Campden Tablets - used for removing chlorine and chloramine from tap water for brewing. Each tablet consists of 0.44g of potassium metabisulfite and 0.15g of inert tablet filler, total 0.59g weight per tablet. Dosage is 1 tablet per 20 gallons. See Removing Chlorine from Water.
Chloride [Cl] - the chloride ion accentuates the body and sweet maltiness of beer. Beer recipes should give consideration to the chloride-to-sulfate ratio depending on beer style. Chloride concentrations should be within the range of 50 ppm to 200 ppm. See Sulfate.
Chloride-to-Sulfate Ratio - the ratio of chloride to sulfate influences the malty and hoppy character of beer. Chloride accentuates the maltiness or sweetness, while sulfate accentuates the hoppiness or dryness.

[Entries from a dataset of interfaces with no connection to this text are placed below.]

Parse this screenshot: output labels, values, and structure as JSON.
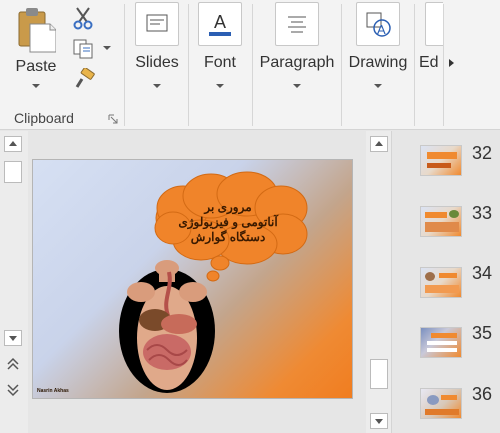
{
  "ribbon": {
    "clipboard": {
      "paste_label": "Paste",
      "group_label": "Clipboard"
    },
    "groups": [
      {
        "label": "Slides",
        "icon": "slides-icon"
      },
      {
        "label": "Font",
        "icon": "font-color-icon"
      },
      {
        "label": "Paragraph",
        "icon": "paragraph-icon"
      },
      {
        "label": "Drawing",
        "icon": "shapes-icon"
      },
      {
        "label": "Ed",
        "icon": "editing-icon"
      }
    ]
  },
  "slide": {
    "bubble_lines": [
      "مروری بر",
      "آناتومی و فیزیولوژی",
      "دستگاه گوارش"
    ],
    "author": "Nasrin Akhas"
  },
  "slide_panel": {
    "numbers": [
      "32",
      "33",
      "34",
      "35",
      "36"
    ]
  },
  "colors": {
    "accent": "#f08a30",
    "bubble": "#f08a2a",
    "ribbon_bg": "#f3f3f3"
  }
}
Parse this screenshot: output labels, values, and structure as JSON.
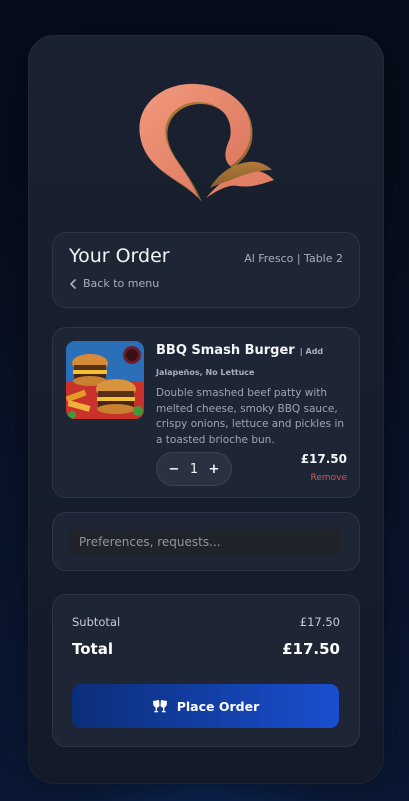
{
  "header": {
    "title": "Your Order",
    "venue": "Al Fresco | Table 2",
    "back_label": "Back to menu"
  },
  "item": {
    "name": "BBQ Smash Burger",
    "modifiers": "| Add Jalapeños, No Lettuce",
    "description": "Double smashed beef patty with melted cheese, smoky BBQ sauce, crispy onions, lettuce and pickles in a toasted brioche bun.",
    "quantity": "1",
    "decrement_label": "−",
    "increment_label": "+",
    "price": "£17.50",
    "remove_label": "Remove"
  },
  "notes": {
    "placeholder": "Preferences, requests..."
  },
  "summary": {
    "subtotal_label": "Subtotal",
    "subtotal_value": "£17.50",
    "total_label": "Total",
    "total_value": "£17.50",
    "place_order_label": "Place Order"
  },
  "icons": {
    "logo": "brand-logo-q",
    "back": "chevron-left-icon",
    "place_order": "cheers-icon"
  },
  "colors": {
    "accent_button_start": "#0b2e78",
    "accent_button_end": "#1a4fd0",
    "remove": "#d9534f",
    "logo": "#e8866a"
  }
}
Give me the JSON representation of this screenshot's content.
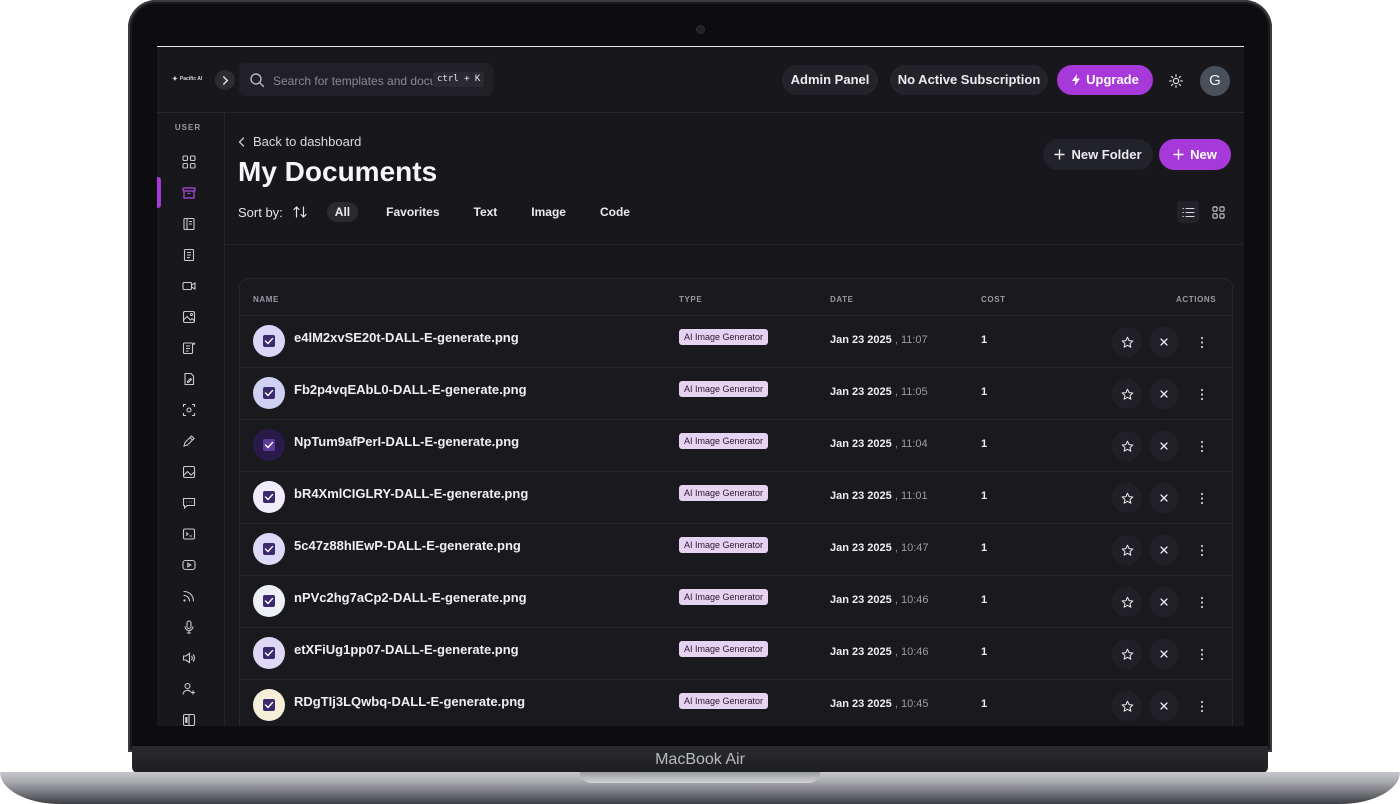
{
  "device": {
    "label": "MacBook Air"
  },
  "app": {
    "logo_text": "Pacific AI"
  },
  "search": {
    "placeholder": "Search for templates and documents...",
    "shortcut": "ctrl + K"
  },
  "header": {
    "admin_label": "Admin Panel",
    "subscription_label": "No Active Subscription",
    "upgrade_label": "Upgrade",
    "avatar_initial": "G"
  },
  "sidebar": {
    "section_label": "USER",
    "items": [
      "dashboard",
      "documents",
      "templates",
      "ai-writer",
      "ai-video",
      "ai-image",
      "ai-article",
      "ai-rewriter",
      "ai-vision",
      "ai-editor",
      "ai-image-alt",
      "ai-chat",
      "ai-code",
      "ai-youtube",
      "ai-rss",
      "ai-speech-to-text",
      "ai-voiceover",
      "affiliates",
      "ai-brand"
    ],
    "active_index": 1
  },
  "page": {
    "back_label": "Back to dashboard",
    "title": "My Documents",
    "new_folder_label": "New Folder",
    "new_label": "New",
    "sort_label": "Sort by:",
    "filters": [
      "All",
      "Favorites",
      "Text",
      "Image",
      "Code"
    ],
    "active_filter": "All"
  },
  "table": {
    "columns": {
      "name": "NAME",
      "type": "TYPE",
      "date": "DATE",
      "cost": "COST",
      "actions": "ACTIONS"
    },
    "rows": [
      {
        "name": "e4lM2xvSE20t-DALL-E-generate.png",
        "type": "AI Image Generator",
        "date": "Jan 23 2025",
        "time": ", 11:07",
        "cost": "1",
        "thumb_color": "#d9d6f7"
      },
      {
        "name": "Fb2p4vqEAbL0-DALL-E-generate.png",
        "type": "AI Image Generator",
        "date": "Jan 23 2025",
        "time": ", 11:05",
        "cost": "1",
        "thumb_color": "#cfd0f2"
      },
      {
        "name": "NpTum9afPerI-DALL-E-generate.png",
        "type": "AI Image Generator",
        "date": "Jan 23 2025",
        "time": ", 11:04",
        "cost": "1",
        "thumb_color": "#2a1a4a"
      },
      {
        "name": "bR4XmlCIGLRY-DALL-E-generate.png",
        "type": "AI Image Generator",
        "date": "Jan 23 2025",
        "time": ", 11:01",
        "cost": "1",
        "thumb_color": "#f1ecfb"
      },
      {
        "name": "5c47z88hIEwP-DALL-E-generate.png",
        "type": "AI Image Generator",
        "date": "Jan 23 2025",
        "time": ", 10:47",
        "cost": "1",
        "thumb_color": "#dcdaf7"
      },
      {
        "name": "nPVc2hg7aCp2-DALL-E-generate.png",
        "type": "AI Image Generator",
        "date": "Jan 23 2025",
        "time": ", 10:46",
        "cost": "1",
        "thumb_color": "#eef0f7"
      },
      {
        "name": "etXFiUg1pp07-DALL-E-generate.png",
        "type": "AI Image Generator",
        "date": "Jan 23 2025",
        "time": ", 10:46",
        "cost": "1",
        "thumb_color": "#ded8f5"
      },
      {
        "name": "RDgTIj3LQwbq-DALL-E-generate.png",
        "type": "AI Image Generator",
        "date": "Jan 23 2025",
        "time": ", 10:45",
        "cost": "1",
        "thumb_color": "#f6efd8"
      }
    ]
  },
  "colors": {
    "accent": "#a738d9",
    "background": "#18181c",
    "badge": "#e6d2f1"
  }
}
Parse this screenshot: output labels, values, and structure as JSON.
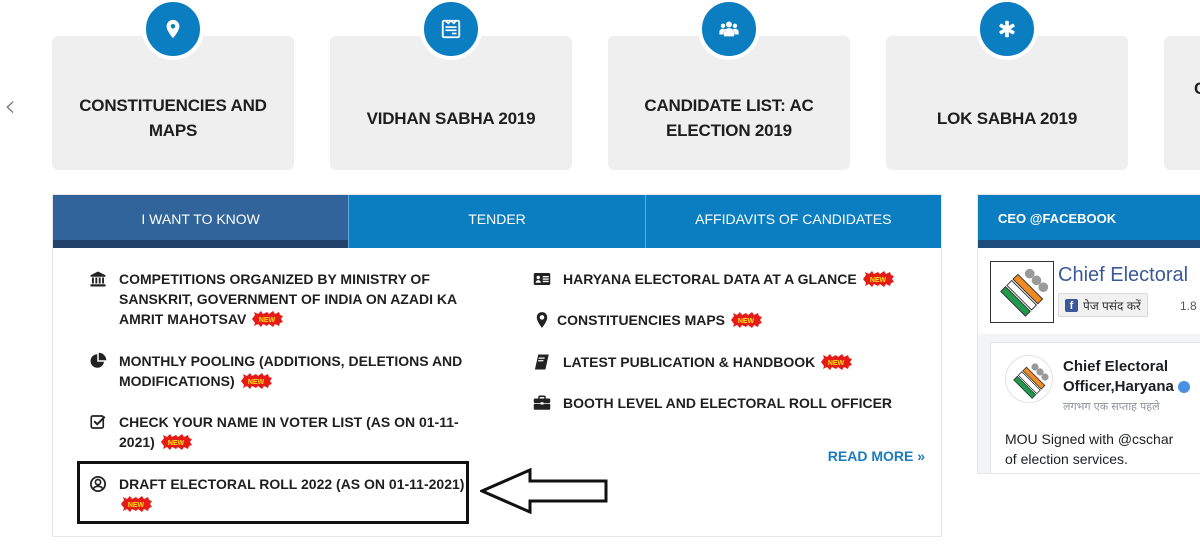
{
  "carousel": {
    "prev_label": "‹",
    "cards": [
      {
        "title": "CONSTITUENCIES AND MAPS",
        "icon": "map-marker-icon"
      },
      {
        "title": "VIDHAN SABHA 2019",
        "icon": "newspaper-icon"
      },
      {
        "title": "CANDIDATE LIST: AC ELECTION 2019",
        "icon": "users-icon"
      },
      {
        "title": "LOK SABHA 2019",
        "icon": "asterisk-icon"
      },
      {
        "title": "C",
        "icon": ""
      }
    ]
  },
  "tabs": [
    {
      "label": "I WANT TO KNOW",
      "active": true
    },
    {
      "label": "TENDER",
      "active": false
    },
    {
      "label": "AFFIDAVITS OF CANDIDATES",
      "active": false
    }
  ],
  "left_items": [
    {
      "line1": "COMPETITIONS ORGANIZED BY MINISTRY OF",
      "line2": "SANSKRIT, GOVERNMENT OF INDIA ON AZADI KA",
      "line3": "AMRIT MAHOTSAV",
      "icon": "bank-icon",
      "new": true
    },
    {
      "line1": "MONTHLY POOLING (ADDITIONS, DELETIONS AND",
      "line2": "MODIFICATIONS)",
      "icon": "pie-chart-icon",
      "new": true
    },
    {
      "line1": "CHECK YOUR NAME IN VOTER LIST (AS ON 01-11-",
      "line2": "2021)",
      "icon": "checkbox-icon",
      "new": true
    },
    {
      "line1": "DRAFT ELECTORAL ROLL 2022 (AS ON 01-11-2021)",
      "line2": "",
      "icon": "user-circle-icon",
      "new": true
    }
  ],
  "right_items": [
    {
      "text": "HARYANA ELECTORAL DATA AT A GLANCE",
      "icon": "id-card-icon",
      "new": true
    },
    {
      "text": "CONSTITUENCIES MAPS",
      "icon": "map-marker-icon",
      "new": true
    },
    {
      "text": "LATEST PUBLICATION & HANDBOOK",
      "icon": "book-icon",
      "new": true
    },
    {
      "text": "BOOTH LEVEL AND ELECTORAL ROLL OFFICER",
      "icon": "briefcase-icon",
      "new": false
    }
  ],
  "new_badge_label": "NEW",
  "read_more": "READ MORE »",
  "facebook": {
    "header": "CEO @FACEBOOK",
    "page_name": "Chief Electoral",
    "like_label": "पेज पसंद करें",
    "like_count": "1.8",
    "post": {
      "author_line1": "Chief Electoral",
      "author_line2": "Officer,Haryana",
      "time": "लगभग एक सप्ताह पहले",
      "text_line1": "MOU Signed with @cschar",
      "text_line2": "of election services."
    }
  },
  "colors": {
    "primary": "#0b7dc1",
    "active_tab": "#30649b",
    "active_tab_bar": "#23426b",
    "card_bg": "#efefef",
    "link": "#1a7bbd",
    "facebook": "#3b5998"
  }
}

Many beers benefit from a 1 to 1 ratio to balance the maltiness and hoppiness, while others benefit from more or less of the other, such as IPAs which can be enhanced with a greater level of sulfate.
Cold Break - proteins that coagulate and fall out of solution/suspension when the wort is rapidly cooled after boiling and prior to pitching yeast (fall to bottom of the pot as trub, along with hop remains).
Conditioning - a term for secondary fermentation or "aging" after being bottled (bottle-conditioning), in which the yeast refines the flavor of the beer. Conditioning continues in the bottle as long as there are active yeast present. Conditioning also refers to the level of carbonation and quality of mouth feel of a beer. See Fermentation.
Dextrins - some of the glucose polymers do not degrade completely and are carried forward into the wort. These polymers, which can account for a notable percentage (25%) of the total extract, are unable to be fermented by the yeast and remain in the beer at the end of fermentation (unfermentable dextrins). Dextrins, though without flavor, add to the body or mouth-feel of a good beer. "Lite" beers remove the dextrins via added enzymes that break them down, hence the wateriness of such beers. See Saccharides.
Diacetyl - a yeast by-product that forms during early stage of fermentation which has a buttery or honey-like flavor, considered a flaw in large amounts. The yeast should reduce these compounds during the later fermentation phase. See Esters and Phenols
Diastatic Power - (DP), from "diastases," measures a malted grain's enzymatic content. When grain is malted, enzymes are produced during germination. These enzymes are responsible for converting the grain’s starches into sugar during mashing. Diastatic power is an indicator of the amount of enzymes available to convert those starches into sugar (saccharides) that the yeast will metabolize during fermentation. Good conversion depends on adequate diastatic power in the grain bill. See Malting Process and Calculating Diastatic Power.
Dry-Hopping - adding hops to the fermenter for the last 48-72 hours of the fermentation cycle for increased hop aroma and flavor in the final beer. Don't worry about adding unboiled hops at this point, for infection/contamination from hops does not happen as long as you use good fresh hops or hop pellets. (Note: dry-hopping increases the amount of trub before bottling).
Endosperm - the nutritive tissue of a seed, consisting of carbohydrates, proteins, and lipids.
Enzymes - most enzymes are protein molecules that serve as biological catalysts that increase the rate of chemical reactions without being used up or changed during reactions. Enzymes are particularly active in the brewing process during the mash to help breakdown the starches in the grist into fermentable sugars (saccharides).
ESB - Extra Special Bitter, a balanced British "bitter" style. "Bitters" are not really bitter, but a British version of pale ale, usually low alcohol (session beer), while ESBs have bigger malt, hop and ABV profiles. The keyword is "balance" of the malt and hop flavors/aromas, sweetness and bitterness.